A point to be taken from this observation is that Gramsci's perception of European historical reality is nothing more nor less than what any reasonable person ought to expect. Given the long history of military conflict in Europe, from the wars of conquest waged by Rome as it built its European empire, which is always perceived as the greatest possible good, to Napoleon's attempt to do the same thing 1,800 years later, with hundreds of less destructive activities in between, and countless others since, it can come as no surprise that Europeans believe that civilization itself is defined by how many and how destructive its empire-building wars are and have always been. To say that Europeans embrace the notion that there is no cultural progress without the destruction that warfare creates, even when such claims are so obviously absurd, is to say what is only most obvious about its essential ideology. That Gramsci says as much without a second thought, and even embraces the prospect with a certain gleeful hope of the benefits that can be derived from it, simply testifies to the fact that he is thoroughly European in his expectations.

Making matters even worse, from a more reasonable point-of-view that perceives war for the destructive plague it actually is, something Europeans have never been able to do, is the fact that this ideology has its essential ground in the notion that war is not just inevitable but is also actually a necessary and God-ordained condition handed down to human beings by the all-powerful and all-knowing Creator who judges them unworthy if they choose to resist the impulse to destroy and annihilate their neighbors. This idea springs from the notion that social relationships must always be based on inevitable hierarchical structures derived in whole from a single binary oppositional complex stretched out between good and evil, best and worst, highest and lowest. The great lie and falsehood that fuels this ideology is that God chooses one side as the good, the best, the highest, and then demands that it annihilate the other side, the ones who are the evil, the worst, the lowest, the ones, furthermore, who occupy and possess the promised land that must be taken back from the wicked, from the ones who do not deserve to occupy it. This model is Biblical, the Holiest Word of God, clearly articulated in all its opulent glory as an immutable commandment in Chapters 7 and 8 of Deuteronomy, where God tells His chosen people that they must utterly destroy their enemies or suffer for themselves His insatiable wrath. Who could resist such an open invitation to commit genocide without fear of reprisal or legal consequence? No one in Europe ever has.

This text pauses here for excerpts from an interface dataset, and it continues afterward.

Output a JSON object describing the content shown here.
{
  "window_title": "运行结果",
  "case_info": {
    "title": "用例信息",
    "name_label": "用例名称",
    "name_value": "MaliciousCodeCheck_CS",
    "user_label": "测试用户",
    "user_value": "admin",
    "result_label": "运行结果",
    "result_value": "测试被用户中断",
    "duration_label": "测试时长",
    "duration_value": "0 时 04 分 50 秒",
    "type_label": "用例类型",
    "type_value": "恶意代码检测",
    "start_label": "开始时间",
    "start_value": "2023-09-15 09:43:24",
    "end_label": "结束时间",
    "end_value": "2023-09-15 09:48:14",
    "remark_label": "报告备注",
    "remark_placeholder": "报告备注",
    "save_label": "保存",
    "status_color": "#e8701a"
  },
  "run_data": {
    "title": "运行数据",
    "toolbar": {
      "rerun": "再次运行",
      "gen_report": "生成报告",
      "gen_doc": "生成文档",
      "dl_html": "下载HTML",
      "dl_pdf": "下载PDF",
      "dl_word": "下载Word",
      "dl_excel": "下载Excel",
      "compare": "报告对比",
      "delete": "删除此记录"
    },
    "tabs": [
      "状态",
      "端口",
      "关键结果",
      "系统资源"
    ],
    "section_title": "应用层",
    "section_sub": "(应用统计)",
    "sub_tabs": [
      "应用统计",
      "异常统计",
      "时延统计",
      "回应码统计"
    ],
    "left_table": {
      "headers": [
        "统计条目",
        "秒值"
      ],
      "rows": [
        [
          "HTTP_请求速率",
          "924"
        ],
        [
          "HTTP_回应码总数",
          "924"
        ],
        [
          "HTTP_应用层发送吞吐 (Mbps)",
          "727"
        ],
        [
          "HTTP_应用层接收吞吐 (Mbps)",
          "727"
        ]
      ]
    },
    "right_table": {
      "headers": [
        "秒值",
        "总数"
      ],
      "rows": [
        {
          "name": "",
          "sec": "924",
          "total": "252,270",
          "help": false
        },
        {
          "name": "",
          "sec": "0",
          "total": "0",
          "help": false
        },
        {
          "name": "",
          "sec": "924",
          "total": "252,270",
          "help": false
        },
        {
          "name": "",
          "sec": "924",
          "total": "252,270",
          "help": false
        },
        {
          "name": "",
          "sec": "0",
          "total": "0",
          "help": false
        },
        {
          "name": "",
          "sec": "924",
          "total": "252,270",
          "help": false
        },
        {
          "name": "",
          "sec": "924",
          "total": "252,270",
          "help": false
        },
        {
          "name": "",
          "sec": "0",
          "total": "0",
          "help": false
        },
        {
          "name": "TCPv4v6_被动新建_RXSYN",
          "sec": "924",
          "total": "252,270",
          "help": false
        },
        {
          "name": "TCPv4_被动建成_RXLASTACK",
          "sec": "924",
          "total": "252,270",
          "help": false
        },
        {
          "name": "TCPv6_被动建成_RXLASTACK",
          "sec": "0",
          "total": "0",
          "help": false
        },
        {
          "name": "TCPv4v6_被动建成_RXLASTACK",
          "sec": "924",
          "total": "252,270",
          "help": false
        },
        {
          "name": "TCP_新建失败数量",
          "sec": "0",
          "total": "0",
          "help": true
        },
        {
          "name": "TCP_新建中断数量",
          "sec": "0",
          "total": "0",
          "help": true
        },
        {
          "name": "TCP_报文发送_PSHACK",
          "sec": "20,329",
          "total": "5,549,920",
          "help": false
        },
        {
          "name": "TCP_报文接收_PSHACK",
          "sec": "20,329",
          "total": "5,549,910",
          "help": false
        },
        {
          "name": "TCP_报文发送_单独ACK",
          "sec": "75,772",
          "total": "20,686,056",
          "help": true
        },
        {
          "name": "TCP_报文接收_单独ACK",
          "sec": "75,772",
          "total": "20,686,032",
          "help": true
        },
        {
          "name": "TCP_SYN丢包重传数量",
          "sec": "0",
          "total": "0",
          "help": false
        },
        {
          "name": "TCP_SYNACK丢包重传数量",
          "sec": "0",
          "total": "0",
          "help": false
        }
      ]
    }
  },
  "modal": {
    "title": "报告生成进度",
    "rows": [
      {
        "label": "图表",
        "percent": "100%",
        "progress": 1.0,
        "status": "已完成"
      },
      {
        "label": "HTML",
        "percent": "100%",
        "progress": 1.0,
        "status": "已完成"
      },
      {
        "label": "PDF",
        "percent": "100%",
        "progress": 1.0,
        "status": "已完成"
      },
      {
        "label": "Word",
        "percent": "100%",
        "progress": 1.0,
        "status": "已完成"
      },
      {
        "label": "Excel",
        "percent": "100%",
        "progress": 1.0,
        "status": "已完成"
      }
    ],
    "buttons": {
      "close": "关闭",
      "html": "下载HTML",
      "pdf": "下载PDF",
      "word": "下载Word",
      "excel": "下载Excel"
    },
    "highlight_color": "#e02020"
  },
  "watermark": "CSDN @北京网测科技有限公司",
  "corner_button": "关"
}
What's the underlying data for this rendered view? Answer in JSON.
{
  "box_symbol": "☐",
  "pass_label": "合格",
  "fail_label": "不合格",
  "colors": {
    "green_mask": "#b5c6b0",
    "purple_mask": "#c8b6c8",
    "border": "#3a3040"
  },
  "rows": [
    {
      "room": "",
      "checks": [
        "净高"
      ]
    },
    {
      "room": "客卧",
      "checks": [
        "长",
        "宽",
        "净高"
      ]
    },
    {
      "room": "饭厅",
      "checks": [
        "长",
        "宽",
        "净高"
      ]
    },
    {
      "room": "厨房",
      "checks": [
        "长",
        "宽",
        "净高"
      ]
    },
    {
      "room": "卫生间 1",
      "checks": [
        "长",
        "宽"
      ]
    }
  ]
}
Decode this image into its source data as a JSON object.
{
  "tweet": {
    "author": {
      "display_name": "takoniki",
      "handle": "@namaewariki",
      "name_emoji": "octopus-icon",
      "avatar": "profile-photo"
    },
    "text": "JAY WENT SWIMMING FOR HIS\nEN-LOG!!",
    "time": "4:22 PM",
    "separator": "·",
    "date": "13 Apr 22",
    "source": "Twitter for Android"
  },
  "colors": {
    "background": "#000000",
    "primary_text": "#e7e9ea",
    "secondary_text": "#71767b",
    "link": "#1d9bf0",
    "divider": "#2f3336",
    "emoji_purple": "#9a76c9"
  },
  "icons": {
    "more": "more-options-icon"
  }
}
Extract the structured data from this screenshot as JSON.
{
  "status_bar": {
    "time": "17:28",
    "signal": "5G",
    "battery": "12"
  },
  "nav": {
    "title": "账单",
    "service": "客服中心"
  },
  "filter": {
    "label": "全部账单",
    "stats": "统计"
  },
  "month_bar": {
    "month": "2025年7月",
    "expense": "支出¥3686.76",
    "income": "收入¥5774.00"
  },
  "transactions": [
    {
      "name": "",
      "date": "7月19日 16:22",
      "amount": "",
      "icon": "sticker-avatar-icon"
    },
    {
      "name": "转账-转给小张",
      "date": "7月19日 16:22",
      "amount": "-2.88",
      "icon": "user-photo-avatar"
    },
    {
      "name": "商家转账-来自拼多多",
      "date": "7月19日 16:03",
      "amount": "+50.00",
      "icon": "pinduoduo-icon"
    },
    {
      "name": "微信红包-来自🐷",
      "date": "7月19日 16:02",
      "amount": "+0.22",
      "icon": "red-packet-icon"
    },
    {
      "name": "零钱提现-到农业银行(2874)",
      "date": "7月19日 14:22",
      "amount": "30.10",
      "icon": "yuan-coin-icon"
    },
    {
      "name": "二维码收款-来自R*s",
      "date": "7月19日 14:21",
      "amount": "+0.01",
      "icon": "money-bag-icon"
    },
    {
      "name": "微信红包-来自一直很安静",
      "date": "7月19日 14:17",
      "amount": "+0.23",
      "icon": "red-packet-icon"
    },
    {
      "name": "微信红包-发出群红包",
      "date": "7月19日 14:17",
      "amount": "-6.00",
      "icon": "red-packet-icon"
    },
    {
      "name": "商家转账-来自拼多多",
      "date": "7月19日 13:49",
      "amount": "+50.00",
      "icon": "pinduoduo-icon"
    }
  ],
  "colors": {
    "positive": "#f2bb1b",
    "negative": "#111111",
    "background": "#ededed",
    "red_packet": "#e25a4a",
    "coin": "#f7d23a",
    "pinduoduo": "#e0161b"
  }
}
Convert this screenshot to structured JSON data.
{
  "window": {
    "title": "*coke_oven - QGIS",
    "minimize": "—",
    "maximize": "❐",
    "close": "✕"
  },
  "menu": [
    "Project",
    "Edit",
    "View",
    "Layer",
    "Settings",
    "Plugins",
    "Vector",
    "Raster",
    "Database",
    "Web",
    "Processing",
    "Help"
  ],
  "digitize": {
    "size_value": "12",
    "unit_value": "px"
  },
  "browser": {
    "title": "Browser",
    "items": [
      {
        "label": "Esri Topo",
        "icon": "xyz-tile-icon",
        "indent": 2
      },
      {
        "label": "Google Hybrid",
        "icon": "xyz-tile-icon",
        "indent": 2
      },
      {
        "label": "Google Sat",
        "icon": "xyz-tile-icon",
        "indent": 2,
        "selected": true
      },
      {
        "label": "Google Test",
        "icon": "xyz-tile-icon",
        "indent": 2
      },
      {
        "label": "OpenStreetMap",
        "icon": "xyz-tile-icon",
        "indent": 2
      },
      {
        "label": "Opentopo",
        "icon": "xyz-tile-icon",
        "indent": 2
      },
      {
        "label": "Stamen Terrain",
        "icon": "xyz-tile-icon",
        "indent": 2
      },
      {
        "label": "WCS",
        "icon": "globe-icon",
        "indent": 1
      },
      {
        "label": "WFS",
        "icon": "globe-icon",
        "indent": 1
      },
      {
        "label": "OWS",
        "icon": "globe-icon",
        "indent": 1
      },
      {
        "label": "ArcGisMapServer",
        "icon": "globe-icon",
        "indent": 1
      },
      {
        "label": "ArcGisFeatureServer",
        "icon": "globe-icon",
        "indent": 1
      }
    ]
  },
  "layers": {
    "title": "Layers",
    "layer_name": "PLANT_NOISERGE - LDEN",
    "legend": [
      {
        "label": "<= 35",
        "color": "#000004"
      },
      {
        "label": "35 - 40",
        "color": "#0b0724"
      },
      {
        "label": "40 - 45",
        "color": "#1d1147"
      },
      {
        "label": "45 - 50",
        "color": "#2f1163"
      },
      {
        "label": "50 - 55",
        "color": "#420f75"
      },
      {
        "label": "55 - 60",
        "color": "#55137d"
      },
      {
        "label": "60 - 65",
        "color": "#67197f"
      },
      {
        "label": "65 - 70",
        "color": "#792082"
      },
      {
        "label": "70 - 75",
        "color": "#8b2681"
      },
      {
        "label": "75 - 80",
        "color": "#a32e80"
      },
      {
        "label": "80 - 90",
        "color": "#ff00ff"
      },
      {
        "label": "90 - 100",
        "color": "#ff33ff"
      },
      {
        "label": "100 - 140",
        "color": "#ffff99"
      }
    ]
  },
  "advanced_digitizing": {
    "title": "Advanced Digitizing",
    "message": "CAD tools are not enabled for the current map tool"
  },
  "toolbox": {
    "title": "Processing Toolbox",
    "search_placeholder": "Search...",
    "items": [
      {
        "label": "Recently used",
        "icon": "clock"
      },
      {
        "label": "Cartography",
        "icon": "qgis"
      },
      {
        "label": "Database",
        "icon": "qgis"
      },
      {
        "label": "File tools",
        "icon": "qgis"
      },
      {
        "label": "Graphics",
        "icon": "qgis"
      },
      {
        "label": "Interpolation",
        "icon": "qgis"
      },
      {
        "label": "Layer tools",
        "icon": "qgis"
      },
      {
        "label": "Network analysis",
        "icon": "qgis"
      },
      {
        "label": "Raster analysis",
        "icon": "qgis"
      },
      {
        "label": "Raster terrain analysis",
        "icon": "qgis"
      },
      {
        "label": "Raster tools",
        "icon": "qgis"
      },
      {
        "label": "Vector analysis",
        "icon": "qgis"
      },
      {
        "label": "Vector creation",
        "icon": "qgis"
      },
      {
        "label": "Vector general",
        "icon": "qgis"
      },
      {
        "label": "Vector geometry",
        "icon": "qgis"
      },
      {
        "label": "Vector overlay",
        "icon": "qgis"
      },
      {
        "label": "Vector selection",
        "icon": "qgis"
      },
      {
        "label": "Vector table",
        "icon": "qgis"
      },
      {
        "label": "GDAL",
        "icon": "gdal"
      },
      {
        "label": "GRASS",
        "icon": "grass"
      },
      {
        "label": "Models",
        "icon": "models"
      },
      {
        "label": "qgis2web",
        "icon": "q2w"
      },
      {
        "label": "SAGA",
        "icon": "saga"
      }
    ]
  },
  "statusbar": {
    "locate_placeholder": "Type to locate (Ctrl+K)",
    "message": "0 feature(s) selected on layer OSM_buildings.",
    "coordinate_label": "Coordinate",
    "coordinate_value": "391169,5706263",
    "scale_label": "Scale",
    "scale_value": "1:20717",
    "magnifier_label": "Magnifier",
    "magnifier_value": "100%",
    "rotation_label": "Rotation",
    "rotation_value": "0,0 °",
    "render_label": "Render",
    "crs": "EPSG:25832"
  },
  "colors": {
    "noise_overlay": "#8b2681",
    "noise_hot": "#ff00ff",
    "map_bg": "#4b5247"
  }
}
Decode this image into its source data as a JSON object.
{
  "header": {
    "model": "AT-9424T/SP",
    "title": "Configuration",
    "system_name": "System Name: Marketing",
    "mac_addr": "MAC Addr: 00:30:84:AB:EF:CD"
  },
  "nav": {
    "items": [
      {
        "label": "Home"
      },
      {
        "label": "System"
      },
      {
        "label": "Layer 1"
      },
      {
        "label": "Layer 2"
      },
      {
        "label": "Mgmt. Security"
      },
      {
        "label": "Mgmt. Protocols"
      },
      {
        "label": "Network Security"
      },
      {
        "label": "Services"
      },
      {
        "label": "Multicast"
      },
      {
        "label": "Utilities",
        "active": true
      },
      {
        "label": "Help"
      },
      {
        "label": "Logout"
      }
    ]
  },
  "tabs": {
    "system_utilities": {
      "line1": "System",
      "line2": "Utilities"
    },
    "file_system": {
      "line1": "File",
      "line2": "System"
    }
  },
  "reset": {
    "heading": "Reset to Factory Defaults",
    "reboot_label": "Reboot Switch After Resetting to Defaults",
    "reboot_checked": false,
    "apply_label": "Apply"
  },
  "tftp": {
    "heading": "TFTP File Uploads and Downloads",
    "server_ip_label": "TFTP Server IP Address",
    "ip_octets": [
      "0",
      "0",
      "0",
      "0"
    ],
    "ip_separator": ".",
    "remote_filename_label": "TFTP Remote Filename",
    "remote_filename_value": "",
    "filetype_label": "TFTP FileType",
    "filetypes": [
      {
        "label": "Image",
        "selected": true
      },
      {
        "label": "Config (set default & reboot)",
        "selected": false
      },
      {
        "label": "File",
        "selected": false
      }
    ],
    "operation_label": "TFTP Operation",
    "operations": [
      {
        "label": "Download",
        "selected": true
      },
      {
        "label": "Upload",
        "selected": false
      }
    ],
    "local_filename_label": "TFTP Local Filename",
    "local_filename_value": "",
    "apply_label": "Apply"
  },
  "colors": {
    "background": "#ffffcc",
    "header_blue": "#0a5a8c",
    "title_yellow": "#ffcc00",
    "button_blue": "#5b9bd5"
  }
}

Whenever another American politician says "God bless America," I wonder where the borders of the next killing field are likely to appear, what new promised land is about to be bathed in the unrighteous blood of its native inhabitants, what new resource has been discovered in its Black Hills that some corporate greed can only gain by the annihilation of those unfortunate enough to already live there.